By Patrick Pierson.
While the world’s attention remains focused on the terror threat posed by ISIS, the jihadist threat in Africa continues to grow. This week, two female suicide bombers in Nigeria killed 56 refugees in a camp for those fleeing from Boko Haram. Similarly, two suicide bombers in neighboring Cameroon – with suspected affiliation to Boko Haram – killed ten and wounded dozens in a northern village. US Brigadier General Donald Buldoc, head of Special Operations Command Africa, notes that jihadist groups in North Africa are growing more effective through increased collaboration and intergroup communication. While the human security threats posed by such groups are clear, a recent report from Kenya reminds us that the threat of terrorism doesn’t help business interests on the continent either. Somali analysts suggest that highly contextualized, local interventions are required for African governments to push back against encroachments from African terrorist organizations such as Al-Shabab. Such interventions appear much-needed in Libya, where the influence of ISIS grows unabated in the face of fractured politics.

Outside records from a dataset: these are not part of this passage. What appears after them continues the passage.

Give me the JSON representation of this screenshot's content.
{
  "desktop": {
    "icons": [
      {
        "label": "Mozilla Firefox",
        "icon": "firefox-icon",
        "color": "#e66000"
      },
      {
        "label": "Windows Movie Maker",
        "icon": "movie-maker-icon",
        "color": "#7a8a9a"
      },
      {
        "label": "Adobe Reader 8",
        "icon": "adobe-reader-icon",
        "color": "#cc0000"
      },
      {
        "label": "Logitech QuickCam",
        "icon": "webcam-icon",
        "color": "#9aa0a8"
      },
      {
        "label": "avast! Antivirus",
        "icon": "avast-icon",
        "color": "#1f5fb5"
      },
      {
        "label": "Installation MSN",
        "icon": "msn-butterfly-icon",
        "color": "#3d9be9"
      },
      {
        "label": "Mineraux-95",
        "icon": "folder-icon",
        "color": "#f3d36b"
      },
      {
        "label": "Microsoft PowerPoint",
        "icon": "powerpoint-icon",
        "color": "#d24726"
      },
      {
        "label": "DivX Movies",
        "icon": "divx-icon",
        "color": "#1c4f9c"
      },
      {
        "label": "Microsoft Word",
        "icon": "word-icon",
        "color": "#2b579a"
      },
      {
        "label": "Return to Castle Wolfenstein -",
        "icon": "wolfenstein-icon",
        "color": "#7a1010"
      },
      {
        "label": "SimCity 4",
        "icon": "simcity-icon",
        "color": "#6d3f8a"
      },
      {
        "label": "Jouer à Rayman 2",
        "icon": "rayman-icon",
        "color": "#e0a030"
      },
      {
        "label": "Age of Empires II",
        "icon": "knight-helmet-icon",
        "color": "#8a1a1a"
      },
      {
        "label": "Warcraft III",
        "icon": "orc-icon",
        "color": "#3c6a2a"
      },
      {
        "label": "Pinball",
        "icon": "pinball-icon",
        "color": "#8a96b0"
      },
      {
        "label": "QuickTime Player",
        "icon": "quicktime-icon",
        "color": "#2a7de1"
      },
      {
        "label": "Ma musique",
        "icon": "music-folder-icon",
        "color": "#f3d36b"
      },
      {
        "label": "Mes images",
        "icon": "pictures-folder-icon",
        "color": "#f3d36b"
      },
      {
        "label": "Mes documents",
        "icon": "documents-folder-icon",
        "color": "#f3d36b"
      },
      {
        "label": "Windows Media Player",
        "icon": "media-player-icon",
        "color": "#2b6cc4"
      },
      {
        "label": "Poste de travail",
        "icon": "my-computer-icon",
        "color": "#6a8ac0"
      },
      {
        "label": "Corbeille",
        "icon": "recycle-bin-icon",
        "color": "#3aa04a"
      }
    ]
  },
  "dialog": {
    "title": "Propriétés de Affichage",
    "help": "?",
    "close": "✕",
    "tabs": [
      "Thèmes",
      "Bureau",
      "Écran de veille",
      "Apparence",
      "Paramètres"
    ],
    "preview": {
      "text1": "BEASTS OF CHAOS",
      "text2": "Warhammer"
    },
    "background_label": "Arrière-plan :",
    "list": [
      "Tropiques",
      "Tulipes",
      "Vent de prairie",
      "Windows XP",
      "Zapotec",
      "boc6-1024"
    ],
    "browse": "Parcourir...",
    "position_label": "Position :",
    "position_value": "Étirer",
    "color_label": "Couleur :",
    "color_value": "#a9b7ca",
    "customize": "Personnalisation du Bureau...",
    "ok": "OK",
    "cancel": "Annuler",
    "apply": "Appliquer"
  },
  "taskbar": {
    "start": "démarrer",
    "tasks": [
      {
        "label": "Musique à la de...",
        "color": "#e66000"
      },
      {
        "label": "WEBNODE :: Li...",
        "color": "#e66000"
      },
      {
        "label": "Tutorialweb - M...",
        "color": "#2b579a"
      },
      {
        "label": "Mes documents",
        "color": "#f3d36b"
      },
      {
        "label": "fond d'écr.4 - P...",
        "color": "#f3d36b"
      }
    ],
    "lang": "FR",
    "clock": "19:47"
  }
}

Upcoming elections are garnering headlines across Africa as well. While Uganda’s Yoweri Museveni prepares to extend his 30-year rule in elections on February 18, Human Rights Watch looks back on two decades of human rights violations in relation to the country’s electoral process. In nearby Central African Republic, this Sunday’s presidential run-off appears too close to call. Meanwhile, Chadian President Idriss Deby has declared he will run for a fifth term in April while promising to reinstitute term limits if elected. Fearing that President Kabila will not leave office as his term expires later this year, opposition leaders and civil society groups in the DRC are appealing to non-violent resistance in efforts to force the leader’s hand.
Is peace possible in Yemen? This piece highlights the fact that, either way, no-one seems to care. Despite this perceived indifference, Western leaders would do well to not forget the current conflict. In the last two weeks alone, Al Qaeda in the Arabian Peninsula (AQAP) has taken control of five new towns. Greater still, the humanitarian crisis cannot be overstated.
Pope Francis has been busy this week. A historic meeting in Havana with Patriarch Kirill of the Russian Orthodox Church could have geopolitical undertones. Meanwhile, the Pope’s visit to Mexico highlights both progress and struggles experienced in the country, with 10,000 police officers deployed for the historic event. Many hope the visit will directly confront many social ills faced in the country, encouraging both the Mexican government and Church to be more responsive.